Dense distributed sensor systems deployed to monitor and control the built environment open up wide application areas for improving the quality of life through smart spaces. By implementing these systems in residential or commercial buildings, more efficient, pervasive, real-time and finally more robust decision support is achieved. As one of the key tasks, high accuracy occupancy detection and estimation within buildings offers the potential to improve HVAC utilization while reducing maintenance needs, enhancing energy savings for building operators as well as a more suitable thermal comfort for occupants. In this context the main contribution of the paper consists of an assessment of supervised machine learning techniques namely random forests and extreme machine learning neural networks for indirect occupancy profile estimation. The methods are applied on a benchmarking dataset of indoor carbon dioxide measurements and ventilation damper positions as collected from the building information system. The impact of data preprocessing through filtering and smoothing as well as hardware constraints and cloud distributed processing for algorithm deployment are also discussed. We highlight key challenges and discuss how the learned models can be integrated for online operation to improve energy efficiency.
|Number of pages||6|
|Publication status||Published - 18 Sep 2019|
|Event||10th IEEE International Conference on Intelligent Data Acquisition and Advanced Computing Systems: Technology and Applications - Metz, France|
Duration: 18 Sep 2019 → 21 Sep 2019

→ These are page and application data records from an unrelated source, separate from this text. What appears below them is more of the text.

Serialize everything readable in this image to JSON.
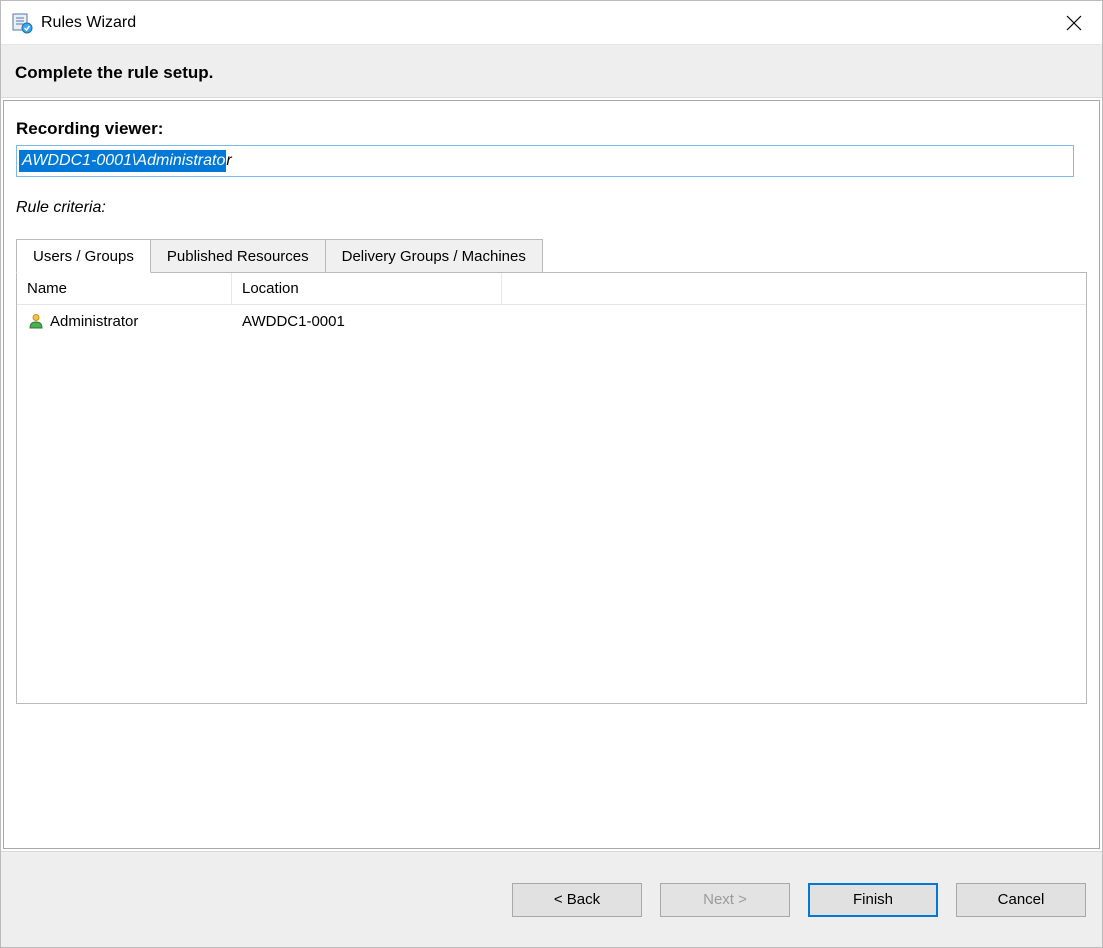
{
  "title": "Rules Wizard",
  "header": "Complete the rule setup.",
  "section_viewer_label": "Recording viewer:",
  "viewer_value_selected": "AWDDC1-0001\\Administrato",
  "viewer_value_tail": "r",
  "criteria_label": "Rule criteria:",
  "tabs": {
    "users_groups": "Users / Groups",
    "published_resources": "Published Resources",
    "delivery_groups": "Delivery Groups / Machines"
  },
  "columns": {
    "name": "Name",
    "location": "Location"
  },
  "rows": [
    {
      "name": "Administrator",
      "location": "AWDDC1-0001"
    }
  ],
  "buttons": {
    "back": "< Back",
    "next": "Next >",
    "finish": "Finish",
    "cancel": "Cancel"
  }
}
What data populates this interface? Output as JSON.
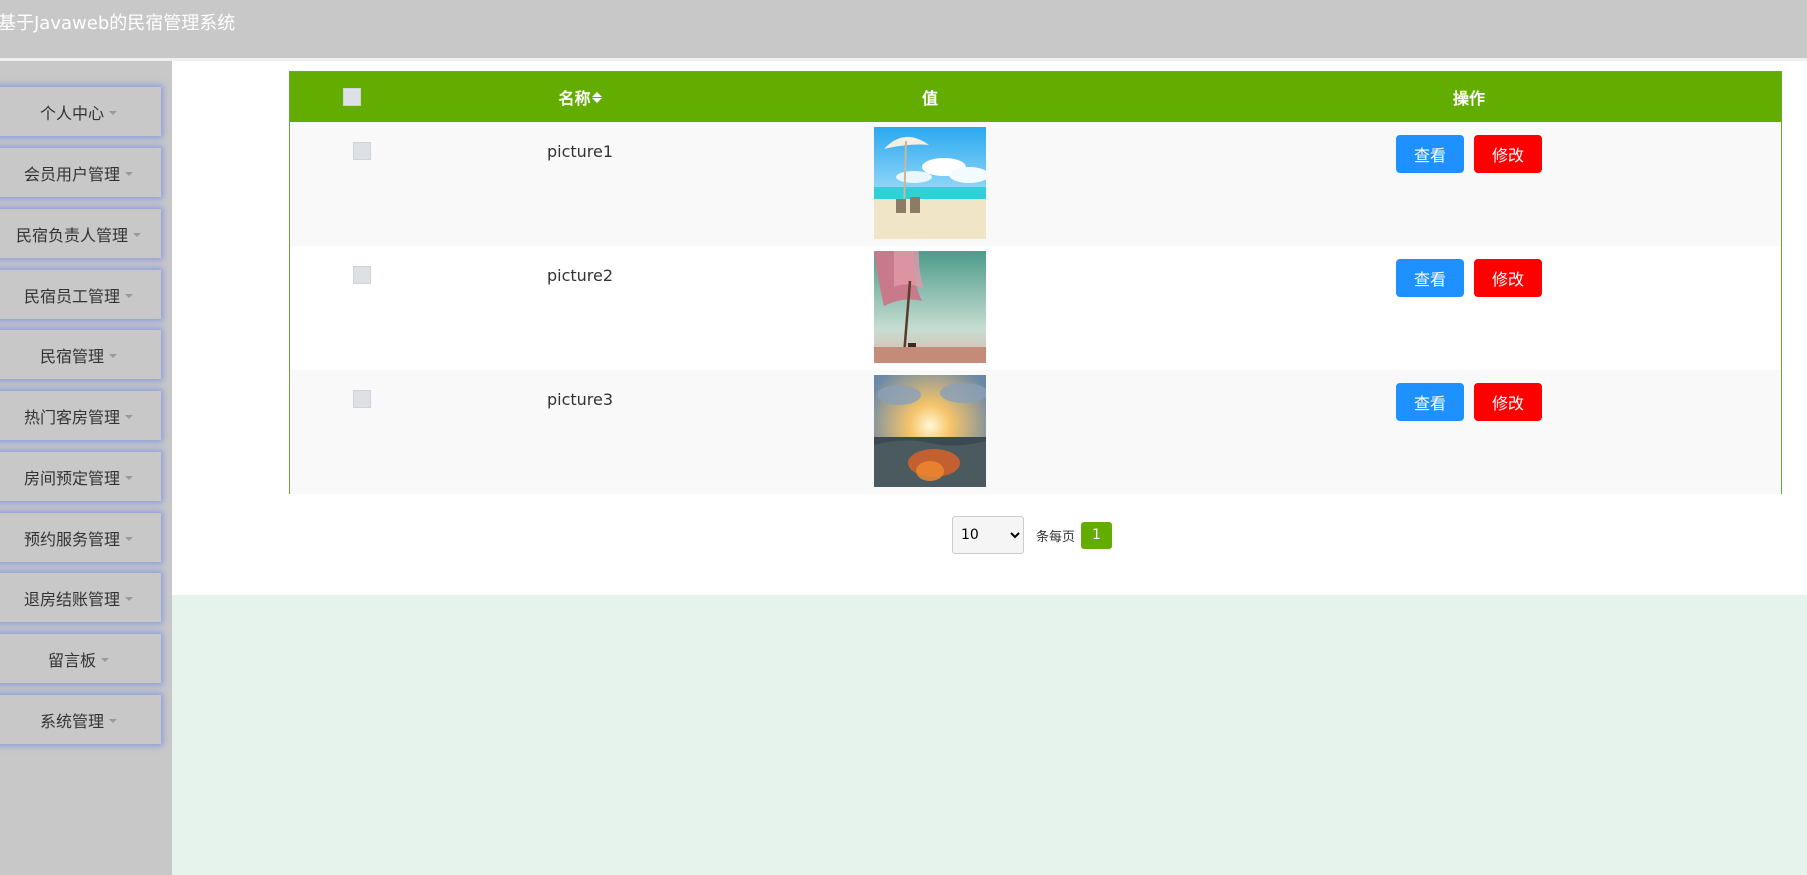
{
  "header": {
    "title": "基于Javaweb的民宿管理系统"
  },
  "sidebar": {
    "items": [
      {
        "label": "个人中心"
      },
      {
        "label": "会员用户管理"
      },
      {
        "label": "民宿负责人管理"
      },
      {
        "label": "民宿员工管理"
      },
      {
        "label": "民宿管理"
      },
      {
        "label": "热门客房管理"
      },
      {
        "label": "房间预定管理"
      },
      {
        "label": "预约服务管理"
      },
      {
        "label": "退房结账管理"
      },
      {
        "label": "留言板"
      },
      {
        "label": "系统管理"
      }
    ]
  },
  "table": {
    "columns": {
      "name": "名称",
      "value": "值",
      "actions": "操作"
    },
    "rows": [
      {
        "name": "picture1",
        "view_label": "查看",
        "edit_label": "修改"
      },
      {
        "name": "picture2",
        "view_label": "查看",
        "edit_label": "修改"
      },
      {
        "name": "picture3",
        "view_label": "查看",
        "edit_label": "修改"
      }
    ]
  },
  "pagination": {
    "page_size": "10",
    "page_size_options": [
      "10"
    ],
    "per_page_label": "条每页",
    "current_page": "1"
  },
  "colors": {
    "header_bg": "#c8c8c8",
    "table_header_bg": "#63ad00",
    "view_button": "#1e90ff",
    "edit_button": "#ff0000"
  }
}
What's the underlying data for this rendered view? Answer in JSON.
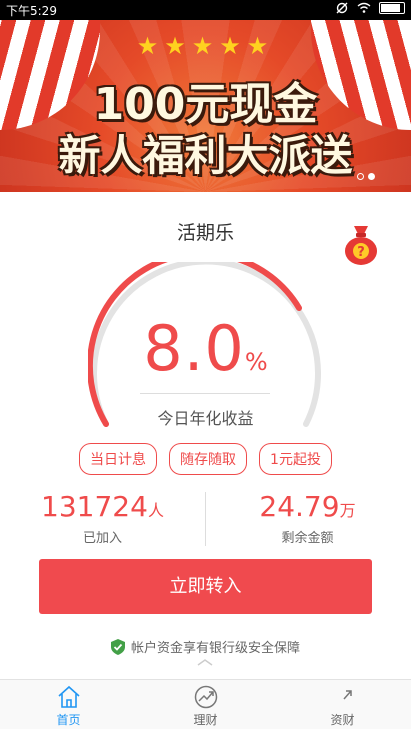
{
  "status_bar": {
    "time": "下午5:29"
  },
  "banner": {
    "line1": "100元现金",
    "line2": "新人福利大派送",
    "stars": "★★★★★",
    "slide_count": 2,
    "active_slide": 2
  },
  "product": {
    "title": "活期乐",
    "rate_value": "8.0",
    "rate_unit": "%",
    "rate_label": "今日年化收益",
    "gauge_fill_fraction": 0.35
  },
  "tags": [
    "当日计息",
    "随存随取",
    "1元起投"
  ],
  "stats": {
    "joined_value": "131724",
    "joined_unit": "人",
    "joined_label": "已加入",
    "remaining_value": "24.79",
    "remaining_unit": "万",
    "remaining_label": "剩余金额"
  },
  "cta": {
    "label": "立即转入"
  },
  "security_note": "帐户资金享有银行级安全保障",
  "tabbar": {
    "items": [
      {
        "label": "首页",
        "icon": "home-icon",
        "active": true
      },
      {
        "label": "理财",
        "icon": "chart-trend-icon",
        "active": false
      },
      {
        "label": "资财",
        "icon": "asset-arrow-icon",
        "active": false
      }
    ]
  },
  "colors": {
    "accent": "#ef4b4b",
    "button": "#f04a4e",
    "tab_active": "#2196f3"
  }
}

|Conference||10th IEEE International Conference on Intelligent Data Acquisition and Advanced Computing Systems: Technology and Applications|
|Abbreviated title||IDAACS 2019|
|Period||18/09/19 → 21/09/19|